Still, unlike the United States, Europe has firmly embraced the technology, and many more months like September are on the horizon as battery electric vehicles (BEVs) push toward definitively leaving behind diesels, and ICEs more generally, at some point in the not-too-distant future.
“Right now, it’s likely just an anomaly,” said industry analyst Matthias Schmidt, who publishes the monthly study. “But the underlying trend showing a steady decline in ICEs in favor of zero-emission cars remains intact, so it’s only a matter of time before this becomes the norm in Europe.”
Diesels are not just another powertrain running on a different fossil fuel. In the aftermath of the Kyoto Protocol, they became the continent’s answer to global warming, eventually outnumbering traditional spark ignition cars running on gasoline in the mid-2010s, owing to their beneficial tax treatment and better mileage. There’s a catch, however: Conventional diesel engines spew a lot of nitric oxide, a major contributor to respiratory diseases that the European Union is determined to limit in the atmosphere.
The share of new diesels as a proportion of sales in Western Europe plunged to just 13.4% in September, while BEVs hit a record high last month at 15.3%. By comparison, in the U.S. support for zero-emission cars is merely a fraction of that, with last year’s share at below 2% despite being Tesla’s home turf.
Carrot and stick

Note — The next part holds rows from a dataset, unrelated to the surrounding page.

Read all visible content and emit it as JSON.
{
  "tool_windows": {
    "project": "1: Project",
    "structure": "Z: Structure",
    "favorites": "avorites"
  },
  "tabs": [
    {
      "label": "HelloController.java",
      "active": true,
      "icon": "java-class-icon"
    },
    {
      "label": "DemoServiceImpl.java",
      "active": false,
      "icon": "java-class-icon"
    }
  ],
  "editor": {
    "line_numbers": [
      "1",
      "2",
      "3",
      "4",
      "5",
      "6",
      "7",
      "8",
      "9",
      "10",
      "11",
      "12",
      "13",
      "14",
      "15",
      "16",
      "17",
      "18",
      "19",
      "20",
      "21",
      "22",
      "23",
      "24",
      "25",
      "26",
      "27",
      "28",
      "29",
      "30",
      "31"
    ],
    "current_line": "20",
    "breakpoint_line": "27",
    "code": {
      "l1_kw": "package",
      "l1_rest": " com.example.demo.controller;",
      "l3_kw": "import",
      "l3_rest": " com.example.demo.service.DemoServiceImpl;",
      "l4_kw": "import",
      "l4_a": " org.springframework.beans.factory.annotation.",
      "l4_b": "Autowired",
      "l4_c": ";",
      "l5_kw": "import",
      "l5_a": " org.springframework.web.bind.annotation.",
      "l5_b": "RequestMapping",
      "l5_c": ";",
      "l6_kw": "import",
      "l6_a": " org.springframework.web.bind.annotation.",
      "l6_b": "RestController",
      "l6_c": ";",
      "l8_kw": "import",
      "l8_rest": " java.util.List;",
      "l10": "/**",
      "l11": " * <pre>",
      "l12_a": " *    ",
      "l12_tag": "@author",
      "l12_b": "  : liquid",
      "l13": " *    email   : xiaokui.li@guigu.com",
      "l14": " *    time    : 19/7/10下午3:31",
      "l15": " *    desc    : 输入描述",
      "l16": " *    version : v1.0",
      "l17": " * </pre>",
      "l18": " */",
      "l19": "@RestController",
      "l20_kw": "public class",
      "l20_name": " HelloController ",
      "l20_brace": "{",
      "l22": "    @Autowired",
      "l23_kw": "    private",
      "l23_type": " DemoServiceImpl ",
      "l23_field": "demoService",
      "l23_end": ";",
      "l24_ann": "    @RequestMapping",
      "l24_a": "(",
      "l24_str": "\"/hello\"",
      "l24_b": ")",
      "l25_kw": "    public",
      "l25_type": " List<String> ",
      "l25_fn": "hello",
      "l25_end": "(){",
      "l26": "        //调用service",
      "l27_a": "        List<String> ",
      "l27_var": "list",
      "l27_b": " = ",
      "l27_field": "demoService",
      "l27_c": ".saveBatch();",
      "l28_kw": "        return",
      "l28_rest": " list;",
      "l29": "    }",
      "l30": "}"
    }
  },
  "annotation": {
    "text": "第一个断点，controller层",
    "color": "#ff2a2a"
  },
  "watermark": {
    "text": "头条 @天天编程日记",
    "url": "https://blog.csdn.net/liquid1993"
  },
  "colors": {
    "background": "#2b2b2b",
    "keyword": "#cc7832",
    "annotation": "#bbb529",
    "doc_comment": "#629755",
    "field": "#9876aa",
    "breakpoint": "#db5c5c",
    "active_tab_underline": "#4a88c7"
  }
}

The soon-to-be-Texas–based carmaker is a major reason why BEVs performed so well in Europe. For one, Tesla typically enjoys a strong finish in the final month of each quarter owing to its logistical strategy, and September was no exception. Moreover imports of the Model Y from Tesla’s China plant made land in August for the first time, meaning the midsize crossover just enjoyed its first full 30-day period of sales in Europe.
“Just in time for the first customers of the Model 3 to renew their three-year lease with a brand new Model Y,” Schmidt added.
A key underlying factor behind the increasing penetration of battery electric vehicles is the threat of stiff fines from Brussels. This has turbocharged sales of BEV models, which accounted for just 1.9% of the EU new-car market in 2019, prior to the introduction of mandatory targets only reachable with electrification.
Recognizing that automakers struggle to make a new technology both affordable and profitable on their own, governments have stepped in with subsidies to help bridge the still daunting price premium over conventional ICEs. In Germany, for example, policymakers knock €6,000 off the cost of any BEV model with an official list price excluding VAT below €40,000 ($46,200).
Finally, automakers are increasingly abandoning diesel engines in volume-heavy segments like subcompact hatchbacks, where the cost of adding new catalytic converters to clean up hazardous tailpipe pollutants can become prohibitively expensive.
Some sales are also shifting toward mild hybrids, where a 48-volt electrical system is added to the ICE powertrain to reduce CO2 emissions. They are far from zero-emission cars, but fall into a kind of classification limbo that are not counted as traditional-diesel sales.
“The migration to mild hybrid electric vehicles is likely to see them take up a large chunk of ICEs going forward,” Schmidt explained.
Subscribe to Fortune Daily to get essential business stories delivered straight to your inbox each morning.